Beer Wednesday – Mr. Beer Home Brewing, Part 1
Happy Beer Wednesday!
I recently absconded with a Mr. Beer home brewing kit from my brother-in-law (his exact words were “I’m never going to use it. If you want it, please take it.”) and have been staring at it in my living room for some time.
I finally decided to step up. The kit was for their American Light Lager, complete with a picture of the Rockies in the background.
My hopes for the quality of this beer are… tempered, to say the least.
This week, however, I will not be commenting on the quality of the beer from this kit, but instead on the brewing process itself.
This kit is mind-blowingly easy to use. You sanitize, boil water, add stuff, and pour.
Basically, if you can make tea, you can make beer.
The first step is to sterilize everything that might come in contact with your beer or beer ingredients. The can opener, the keg, and the metal spoon all get this treatment from an oxygen powder that was included in the kit.
The Mr. Beer kit comes with what they call “hopped malt extract,” which means that when the create the malt extract, they infuse it with hops before canning it. This eliminates the need for steeping hops before adding the extract (if you’re an extract brewer) but it also eliminates the ability to use different hops for a different flavor profile.
Either way, all you have to do is warm the malt extract in hot water until it is thinned out before adding it to the boiling water.
Once the hot water and extract are together, you simply pour it into the half-full small keg, and fill the keg the rest of the way to the two gallon mark with cool water. Add the yeast, cover tightly, and hide the keg somewhere cool and dark for two weeks.
After two weeks or so, you’re ready to bottle that bad boy. Sterilize your bottles and caps with the same oxygen powder used in the brewing process, add 2 1/2 teaspoons of sugar to each bottle. This sugar is to reactivate the yeast and carbonate your beer. Fill each bottle most of the way, and cap them tightly.
Put your bottles in that same cool dark place that you had the keg, wash your keg well with a super mild soap, and wait two weeks.
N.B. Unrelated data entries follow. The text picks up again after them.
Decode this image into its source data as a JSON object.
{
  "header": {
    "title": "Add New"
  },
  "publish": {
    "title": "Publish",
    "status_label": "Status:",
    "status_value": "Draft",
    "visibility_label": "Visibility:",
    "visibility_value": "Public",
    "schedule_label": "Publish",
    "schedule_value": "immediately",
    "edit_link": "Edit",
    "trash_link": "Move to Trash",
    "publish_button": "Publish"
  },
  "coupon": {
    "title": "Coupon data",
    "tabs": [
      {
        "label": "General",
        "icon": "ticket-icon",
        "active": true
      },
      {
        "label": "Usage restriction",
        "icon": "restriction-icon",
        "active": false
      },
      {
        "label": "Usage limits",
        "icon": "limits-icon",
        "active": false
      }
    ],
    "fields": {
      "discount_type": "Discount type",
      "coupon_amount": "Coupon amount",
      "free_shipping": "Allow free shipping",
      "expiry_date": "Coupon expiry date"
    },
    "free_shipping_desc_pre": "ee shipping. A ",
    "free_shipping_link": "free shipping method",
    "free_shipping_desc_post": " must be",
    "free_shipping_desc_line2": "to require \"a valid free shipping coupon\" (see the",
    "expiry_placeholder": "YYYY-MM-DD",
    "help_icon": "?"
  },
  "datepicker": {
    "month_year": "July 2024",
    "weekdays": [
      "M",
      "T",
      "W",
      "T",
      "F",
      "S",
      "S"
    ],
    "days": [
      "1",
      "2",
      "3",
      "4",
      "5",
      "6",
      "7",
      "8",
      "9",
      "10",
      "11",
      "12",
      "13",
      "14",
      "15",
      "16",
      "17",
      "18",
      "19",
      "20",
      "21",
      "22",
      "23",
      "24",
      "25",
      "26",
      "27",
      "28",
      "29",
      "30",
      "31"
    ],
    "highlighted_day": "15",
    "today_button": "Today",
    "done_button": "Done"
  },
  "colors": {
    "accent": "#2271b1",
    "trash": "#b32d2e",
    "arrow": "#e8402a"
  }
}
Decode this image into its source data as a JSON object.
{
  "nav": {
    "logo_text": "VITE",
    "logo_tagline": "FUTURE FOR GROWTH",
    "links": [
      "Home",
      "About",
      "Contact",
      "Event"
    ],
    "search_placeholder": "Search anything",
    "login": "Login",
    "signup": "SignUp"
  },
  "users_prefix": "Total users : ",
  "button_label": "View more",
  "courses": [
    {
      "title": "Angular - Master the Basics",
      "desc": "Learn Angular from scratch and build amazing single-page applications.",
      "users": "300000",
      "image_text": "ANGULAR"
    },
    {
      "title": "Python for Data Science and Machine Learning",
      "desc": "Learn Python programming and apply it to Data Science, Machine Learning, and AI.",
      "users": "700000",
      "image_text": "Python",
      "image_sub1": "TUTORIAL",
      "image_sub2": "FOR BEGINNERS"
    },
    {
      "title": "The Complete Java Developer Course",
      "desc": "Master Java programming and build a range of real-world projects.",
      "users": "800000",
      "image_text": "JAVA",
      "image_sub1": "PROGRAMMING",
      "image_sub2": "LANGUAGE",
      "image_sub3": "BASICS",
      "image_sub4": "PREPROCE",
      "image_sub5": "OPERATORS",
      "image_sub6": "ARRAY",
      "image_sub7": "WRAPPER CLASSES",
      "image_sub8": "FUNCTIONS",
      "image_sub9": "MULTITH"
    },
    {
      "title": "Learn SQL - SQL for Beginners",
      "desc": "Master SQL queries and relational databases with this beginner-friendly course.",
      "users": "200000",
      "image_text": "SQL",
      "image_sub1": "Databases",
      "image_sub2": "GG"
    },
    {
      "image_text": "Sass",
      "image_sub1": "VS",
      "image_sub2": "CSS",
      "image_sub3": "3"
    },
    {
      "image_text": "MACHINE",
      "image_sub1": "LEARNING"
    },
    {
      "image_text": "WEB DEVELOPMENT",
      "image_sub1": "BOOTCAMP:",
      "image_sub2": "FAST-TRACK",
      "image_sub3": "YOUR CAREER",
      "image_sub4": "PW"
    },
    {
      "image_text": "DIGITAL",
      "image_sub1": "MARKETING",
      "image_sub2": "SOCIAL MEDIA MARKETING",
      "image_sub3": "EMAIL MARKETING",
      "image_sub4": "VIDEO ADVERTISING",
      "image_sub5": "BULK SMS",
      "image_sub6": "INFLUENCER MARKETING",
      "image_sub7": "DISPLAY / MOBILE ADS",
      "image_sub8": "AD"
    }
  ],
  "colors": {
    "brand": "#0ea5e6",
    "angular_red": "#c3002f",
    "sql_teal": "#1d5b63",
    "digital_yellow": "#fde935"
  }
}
Then, come back here to see how my beer tastes next week, and compare your brewing experience with mine.
Good luck, and happy brewing!